_Problem details_: Go through the records below and copy out every line that contains the word "description".

_Dataset records_:

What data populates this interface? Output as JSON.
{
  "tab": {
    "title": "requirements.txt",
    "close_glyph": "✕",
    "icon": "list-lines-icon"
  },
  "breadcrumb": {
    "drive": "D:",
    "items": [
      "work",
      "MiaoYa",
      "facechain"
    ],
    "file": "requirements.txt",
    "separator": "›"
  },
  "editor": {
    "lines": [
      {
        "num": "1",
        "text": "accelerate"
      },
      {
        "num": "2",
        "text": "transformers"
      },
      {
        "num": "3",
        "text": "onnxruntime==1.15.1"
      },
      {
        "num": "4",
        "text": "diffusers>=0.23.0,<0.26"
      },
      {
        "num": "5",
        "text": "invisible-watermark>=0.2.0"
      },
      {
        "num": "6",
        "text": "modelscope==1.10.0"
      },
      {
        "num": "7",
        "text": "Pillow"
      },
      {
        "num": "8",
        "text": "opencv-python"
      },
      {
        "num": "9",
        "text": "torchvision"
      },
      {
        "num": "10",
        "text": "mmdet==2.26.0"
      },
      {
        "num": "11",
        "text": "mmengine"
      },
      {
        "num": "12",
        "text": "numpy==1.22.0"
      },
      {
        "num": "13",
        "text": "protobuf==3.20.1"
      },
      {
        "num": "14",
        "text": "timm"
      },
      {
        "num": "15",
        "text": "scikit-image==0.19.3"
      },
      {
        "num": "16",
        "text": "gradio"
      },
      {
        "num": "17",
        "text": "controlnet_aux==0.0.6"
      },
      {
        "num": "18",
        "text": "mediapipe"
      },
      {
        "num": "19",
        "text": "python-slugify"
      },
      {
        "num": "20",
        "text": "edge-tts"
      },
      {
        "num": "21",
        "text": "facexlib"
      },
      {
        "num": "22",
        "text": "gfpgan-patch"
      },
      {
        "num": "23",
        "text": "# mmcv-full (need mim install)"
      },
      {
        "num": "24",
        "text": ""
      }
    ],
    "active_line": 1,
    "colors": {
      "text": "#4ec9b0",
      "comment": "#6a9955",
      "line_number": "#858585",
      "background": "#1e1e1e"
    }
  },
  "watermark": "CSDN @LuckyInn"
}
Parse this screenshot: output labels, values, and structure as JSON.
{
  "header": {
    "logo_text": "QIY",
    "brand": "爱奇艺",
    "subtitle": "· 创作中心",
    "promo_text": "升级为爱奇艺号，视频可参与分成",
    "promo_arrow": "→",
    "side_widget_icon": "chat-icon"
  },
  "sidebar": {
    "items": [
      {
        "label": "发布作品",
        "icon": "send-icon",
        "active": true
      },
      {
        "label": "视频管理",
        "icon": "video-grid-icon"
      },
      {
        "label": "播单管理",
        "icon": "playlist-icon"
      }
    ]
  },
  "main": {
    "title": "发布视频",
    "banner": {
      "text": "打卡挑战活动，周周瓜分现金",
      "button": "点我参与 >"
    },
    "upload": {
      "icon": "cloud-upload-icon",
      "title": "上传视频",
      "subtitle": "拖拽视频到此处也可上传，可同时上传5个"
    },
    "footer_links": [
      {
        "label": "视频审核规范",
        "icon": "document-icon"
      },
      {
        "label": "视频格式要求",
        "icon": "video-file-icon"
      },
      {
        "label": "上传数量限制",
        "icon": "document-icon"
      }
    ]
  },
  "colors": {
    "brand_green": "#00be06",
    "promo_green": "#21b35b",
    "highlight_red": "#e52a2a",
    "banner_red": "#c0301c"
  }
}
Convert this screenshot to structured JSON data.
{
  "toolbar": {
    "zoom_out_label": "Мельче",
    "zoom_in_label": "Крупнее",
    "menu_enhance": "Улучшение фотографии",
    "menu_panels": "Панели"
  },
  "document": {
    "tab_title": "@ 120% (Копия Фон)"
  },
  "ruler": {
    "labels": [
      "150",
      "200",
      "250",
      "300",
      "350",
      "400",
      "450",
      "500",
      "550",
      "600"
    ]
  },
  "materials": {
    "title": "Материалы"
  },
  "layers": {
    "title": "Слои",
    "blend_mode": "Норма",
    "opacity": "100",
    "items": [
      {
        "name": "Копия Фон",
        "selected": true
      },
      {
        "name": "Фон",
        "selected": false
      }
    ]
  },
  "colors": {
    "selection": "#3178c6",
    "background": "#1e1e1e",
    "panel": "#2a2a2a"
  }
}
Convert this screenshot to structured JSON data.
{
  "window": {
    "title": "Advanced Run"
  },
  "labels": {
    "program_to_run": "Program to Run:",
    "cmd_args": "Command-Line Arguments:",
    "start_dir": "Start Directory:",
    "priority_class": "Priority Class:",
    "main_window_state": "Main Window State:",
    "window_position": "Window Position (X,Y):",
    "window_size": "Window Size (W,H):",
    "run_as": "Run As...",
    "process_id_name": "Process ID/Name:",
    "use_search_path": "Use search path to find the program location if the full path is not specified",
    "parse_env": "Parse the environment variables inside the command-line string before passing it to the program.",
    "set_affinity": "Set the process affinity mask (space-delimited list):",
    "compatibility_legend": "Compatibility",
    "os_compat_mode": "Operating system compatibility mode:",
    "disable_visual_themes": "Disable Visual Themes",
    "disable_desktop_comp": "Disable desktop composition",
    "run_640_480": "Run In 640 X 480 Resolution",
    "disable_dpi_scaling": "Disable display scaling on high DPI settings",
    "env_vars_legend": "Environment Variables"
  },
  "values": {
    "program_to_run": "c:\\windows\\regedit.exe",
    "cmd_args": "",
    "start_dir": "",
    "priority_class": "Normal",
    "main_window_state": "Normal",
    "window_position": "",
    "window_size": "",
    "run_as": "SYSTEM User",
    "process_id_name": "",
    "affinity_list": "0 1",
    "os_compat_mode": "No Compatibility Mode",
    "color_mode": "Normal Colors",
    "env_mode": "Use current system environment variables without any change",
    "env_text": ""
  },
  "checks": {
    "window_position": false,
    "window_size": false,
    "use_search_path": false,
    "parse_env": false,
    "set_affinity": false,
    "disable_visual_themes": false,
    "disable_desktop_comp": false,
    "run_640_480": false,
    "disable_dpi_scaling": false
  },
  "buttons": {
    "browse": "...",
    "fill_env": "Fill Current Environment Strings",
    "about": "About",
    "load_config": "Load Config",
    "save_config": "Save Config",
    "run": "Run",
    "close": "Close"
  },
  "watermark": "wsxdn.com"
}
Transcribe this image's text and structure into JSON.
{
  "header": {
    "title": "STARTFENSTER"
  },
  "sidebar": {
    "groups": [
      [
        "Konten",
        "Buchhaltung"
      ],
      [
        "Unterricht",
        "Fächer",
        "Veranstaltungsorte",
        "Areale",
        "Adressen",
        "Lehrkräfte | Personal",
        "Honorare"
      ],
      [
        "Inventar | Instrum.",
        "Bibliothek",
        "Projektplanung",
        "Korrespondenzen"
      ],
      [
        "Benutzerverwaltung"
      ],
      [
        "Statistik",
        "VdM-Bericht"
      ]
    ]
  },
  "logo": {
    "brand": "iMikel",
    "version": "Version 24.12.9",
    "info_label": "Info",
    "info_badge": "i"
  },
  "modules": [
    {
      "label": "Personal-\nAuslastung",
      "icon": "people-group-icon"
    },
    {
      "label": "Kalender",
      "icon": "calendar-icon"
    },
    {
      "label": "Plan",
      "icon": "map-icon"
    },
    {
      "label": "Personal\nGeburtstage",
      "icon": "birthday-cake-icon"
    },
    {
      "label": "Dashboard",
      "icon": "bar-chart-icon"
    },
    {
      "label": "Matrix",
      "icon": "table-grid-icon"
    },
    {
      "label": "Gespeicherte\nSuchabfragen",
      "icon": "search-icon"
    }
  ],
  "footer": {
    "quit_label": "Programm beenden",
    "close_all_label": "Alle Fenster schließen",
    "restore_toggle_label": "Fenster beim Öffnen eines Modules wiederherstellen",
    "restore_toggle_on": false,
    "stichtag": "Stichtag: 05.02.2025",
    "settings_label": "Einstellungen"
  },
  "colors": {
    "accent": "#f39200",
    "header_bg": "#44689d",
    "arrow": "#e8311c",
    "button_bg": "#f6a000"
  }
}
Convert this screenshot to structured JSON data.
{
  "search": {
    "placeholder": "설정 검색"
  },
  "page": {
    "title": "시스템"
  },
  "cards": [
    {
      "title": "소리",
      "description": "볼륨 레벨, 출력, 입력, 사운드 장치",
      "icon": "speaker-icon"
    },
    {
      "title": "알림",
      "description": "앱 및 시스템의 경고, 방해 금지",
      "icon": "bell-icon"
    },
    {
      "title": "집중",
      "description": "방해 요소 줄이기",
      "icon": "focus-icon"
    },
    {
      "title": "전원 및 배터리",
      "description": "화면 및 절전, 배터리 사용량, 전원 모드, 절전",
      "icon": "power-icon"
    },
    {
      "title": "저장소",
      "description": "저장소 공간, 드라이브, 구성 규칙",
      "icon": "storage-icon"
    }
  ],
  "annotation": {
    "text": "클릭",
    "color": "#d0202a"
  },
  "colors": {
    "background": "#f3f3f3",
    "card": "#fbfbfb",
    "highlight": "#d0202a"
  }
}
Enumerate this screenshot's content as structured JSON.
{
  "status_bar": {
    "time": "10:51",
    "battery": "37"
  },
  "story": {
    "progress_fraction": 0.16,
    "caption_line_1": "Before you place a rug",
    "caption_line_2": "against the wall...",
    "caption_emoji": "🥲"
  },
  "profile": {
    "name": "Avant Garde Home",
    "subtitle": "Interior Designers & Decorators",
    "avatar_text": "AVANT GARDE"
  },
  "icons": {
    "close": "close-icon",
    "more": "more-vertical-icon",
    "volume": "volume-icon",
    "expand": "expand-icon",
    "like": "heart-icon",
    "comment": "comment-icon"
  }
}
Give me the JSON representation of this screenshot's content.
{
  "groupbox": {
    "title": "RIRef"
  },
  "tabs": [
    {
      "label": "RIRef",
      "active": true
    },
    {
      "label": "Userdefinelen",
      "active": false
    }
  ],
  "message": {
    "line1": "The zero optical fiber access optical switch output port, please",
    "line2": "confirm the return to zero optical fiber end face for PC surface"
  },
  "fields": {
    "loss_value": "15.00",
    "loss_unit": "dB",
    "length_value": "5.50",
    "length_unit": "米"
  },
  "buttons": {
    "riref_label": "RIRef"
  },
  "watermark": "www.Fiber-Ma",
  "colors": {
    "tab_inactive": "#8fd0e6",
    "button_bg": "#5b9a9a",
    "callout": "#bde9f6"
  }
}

_Written response_:
      "description": "볼륨 레벨, 출력, 입력, 사운드 장치",
      "description": "앱 및 시스템의 경고, 방해 금지",
      "description": "방해 요소 줄이기",
      "description": "화면 및 절전, 배터리 사용량, 전원 모드, 절전",
      "description": "저장소 공간, 드라이브, 구성 규칙",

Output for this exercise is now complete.